What needs to be done | Among the entries below, how many lines contain the string "Root"? Reply with that number alone.

Data entries:
══════════════════════════════
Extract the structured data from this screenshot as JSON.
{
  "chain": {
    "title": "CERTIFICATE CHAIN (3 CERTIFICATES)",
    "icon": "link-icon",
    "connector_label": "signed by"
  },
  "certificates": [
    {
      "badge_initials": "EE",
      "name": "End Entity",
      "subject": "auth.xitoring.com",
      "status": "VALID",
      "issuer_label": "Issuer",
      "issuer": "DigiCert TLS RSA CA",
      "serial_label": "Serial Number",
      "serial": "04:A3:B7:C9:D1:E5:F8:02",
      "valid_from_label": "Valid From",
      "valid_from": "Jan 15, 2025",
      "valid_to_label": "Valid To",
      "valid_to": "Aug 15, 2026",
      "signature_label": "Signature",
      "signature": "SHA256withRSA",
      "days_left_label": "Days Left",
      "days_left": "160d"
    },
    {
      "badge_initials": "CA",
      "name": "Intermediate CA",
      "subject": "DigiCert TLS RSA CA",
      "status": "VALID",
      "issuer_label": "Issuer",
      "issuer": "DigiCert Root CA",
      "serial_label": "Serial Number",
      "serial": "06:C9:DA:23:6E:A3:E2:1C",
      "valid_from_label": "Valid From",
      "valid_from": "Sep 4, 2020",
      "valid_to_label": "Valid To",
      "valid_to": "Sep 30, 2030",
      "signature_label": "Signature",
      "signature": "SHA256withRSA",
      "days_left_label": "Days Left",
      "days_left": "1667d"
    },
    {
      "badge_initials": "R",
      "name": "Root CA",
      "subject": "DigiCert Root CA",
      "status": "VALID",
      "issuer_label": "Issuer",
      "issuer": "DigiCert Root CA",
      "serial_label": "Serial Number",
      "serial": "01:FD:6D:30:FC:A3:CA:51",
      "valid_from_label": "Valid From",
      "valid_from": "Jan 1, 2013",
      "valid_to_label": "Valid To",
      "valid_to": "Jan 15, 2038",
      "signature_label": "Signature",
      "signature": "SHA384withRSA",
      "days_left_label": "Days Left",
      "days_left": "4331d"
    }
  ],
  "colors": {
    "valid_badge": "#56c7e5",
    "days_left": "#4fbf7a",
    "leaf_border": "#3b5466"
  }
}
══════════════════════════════
Response to this exercise | 4